The U.S. Securities and Exchange Commission unanimously agreed to issue for public comment proposed rules that would implement recent legislative reforms enacted in response to accounting scandals. The proposed rules will require public companies to report on their internal controls, codes of ethics, and the financial expertise of their audit committees.
Specific proposed requirements:
- Companies would have to report the number and names of the "financial experts" on their audit committees, as well as their independence from management.
- Companies would need to disclose whether they have adopted a code of ethics for their principal executive and senior financial officers and, if not, give their reasons for not doing so. Most U.S. companies would also be required to disclose either on Form 8-K or on their Internet Web sites any changes to, or waivers of, such code of ethics.
- The annual reporting of internal controls would need to include management's conclusions about the effectiveness of the company's internal controls and procedures for financial reporting as of the end of the company's most recent fiscal year. Companies would need to state that their auditor has attested to, and reported on, management's assessment. The proposed rules would also require companies to conduct quarterly evaluations of their internal controls and procedures for financial reporting.

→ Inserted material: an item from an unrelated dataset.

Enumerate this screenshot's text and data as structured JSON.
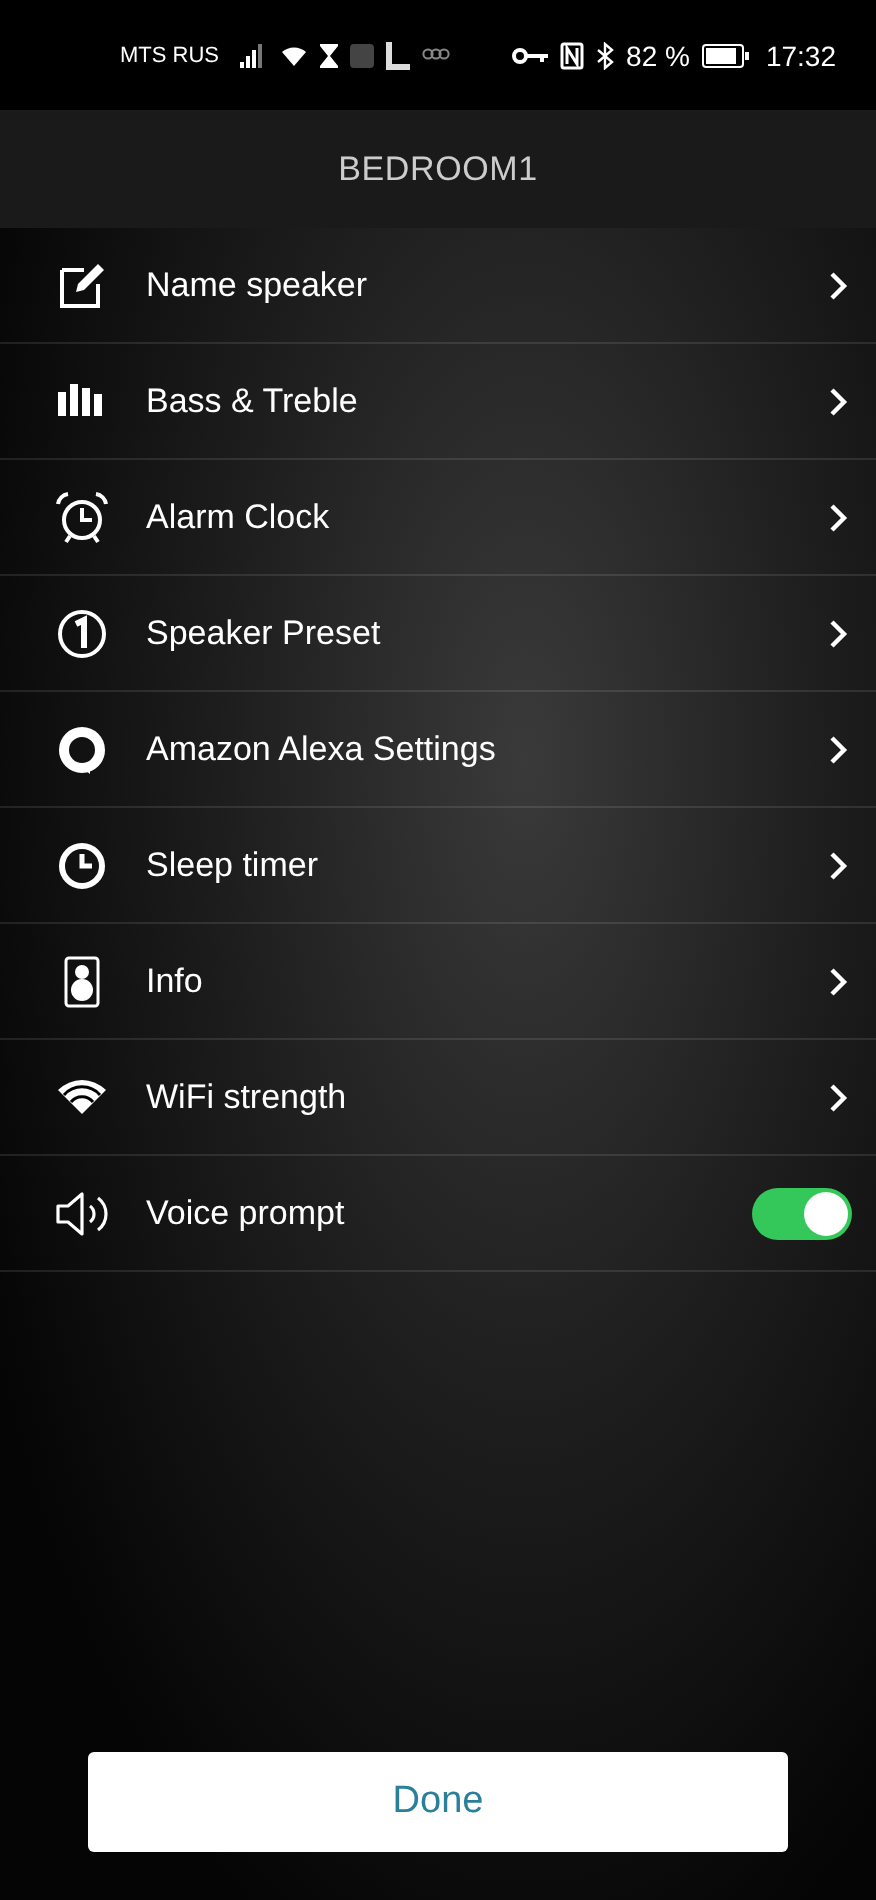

- Corporate officers, directors, and persons acting under the direction of an officer or director, would be prohibited from taking any action to fraudulently influence, coerce, manipulate or mislead the auditor of their financial statements for the purpose of rendering those financial statements materially misleading.
The topics of the rule proposals are all matters the SEC is required to address under the Sarbanes-Oxley Act. The Commission expects to post the rule proposals on its Web site shortly. The rules are expected to be finalized by early next year
Separately, SEC Chairman Harvey Pitt told reporters the Commission is very close to naming the five members of the new Public Company Accounting Oversight Board, and it expects to meet the October 28 deadline set by the Sarbanes-Oxley Act.